<<<<

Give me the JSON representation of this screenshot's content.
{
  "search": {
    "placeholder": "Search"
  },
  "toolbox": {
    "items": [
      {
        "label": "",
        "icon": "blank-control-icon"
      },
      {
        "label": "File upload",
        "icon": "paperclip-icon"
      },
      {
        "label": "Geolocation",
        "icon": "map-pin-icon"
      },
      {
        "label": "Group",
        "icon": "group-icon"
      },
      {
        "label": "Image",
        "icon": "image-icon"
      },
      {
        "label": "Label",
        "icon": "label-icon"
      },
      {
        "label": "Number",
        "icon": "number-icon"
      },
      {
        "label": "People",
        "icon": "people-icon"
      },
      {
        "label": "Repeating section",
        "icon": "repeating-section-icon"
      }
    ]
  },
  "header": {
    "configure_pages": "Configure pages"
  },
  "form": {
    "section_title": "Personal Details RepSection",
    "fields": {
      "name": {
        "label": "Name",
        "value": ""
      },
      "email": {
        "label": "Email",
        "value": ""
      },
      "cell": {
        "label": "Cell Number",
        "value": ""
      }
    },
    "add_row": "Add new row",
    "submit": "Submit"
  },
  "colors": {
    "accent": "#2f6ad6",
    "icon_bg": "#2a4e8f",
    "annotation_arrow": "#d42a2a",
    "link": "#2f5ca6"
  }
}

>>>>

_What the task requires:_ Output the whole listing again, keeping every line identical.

_Task solution:_
Give me the JSON representation of this screenshot's content.
{
  "search": {
    "placeholder": "Search"
  },
  "toolbox": {
    "items": [
      {
        "label": "",
        "icon": "blank-control-icon"
      },
      {
        "label": "File upload",
        "icon": "paperclip-icon"
      },
      {
        "label": "Geolocation",
        "icon": "map-pin-icon"
      },
      {
        "label": "Group",
        "icon": "group-icon"
      },
      {
        "label": "Image",
        "icon": "image-icon"
      },
      {
        "label": "Label",
        "icon": "label-icon"
      },
      {
        "label": "Number",
        "icon": "number-icon"
      },
      {
        "label": "People",
        "icon": "people-icon"
      },
      {
        "label": "Repeating section",
        "icon": "repeating-section-icon"
      }
    ]
  },
  "header": {
    "configure_pages": "Configure pages"
  },
  "form": {
    "section_title": "Personal Details RepSection",
    "fields": {
      "name": {
        "label": "Name",
        "value": ""
      },
      "email": {
        "label": "Email",
        "value": ""
      },
      "cell": {
        "label": "Cell Number",
        "value": ""
      }
    },
    "add_row": "Add new row",
    "submit": "Submit"
  },
  "colors": {
    "accent": "#2f6ad6",
    "icon_bg": "#2a4e8f",
    "annotation_arrow": "#d42a2a",
    "link": "#2f5ca6"
  }
}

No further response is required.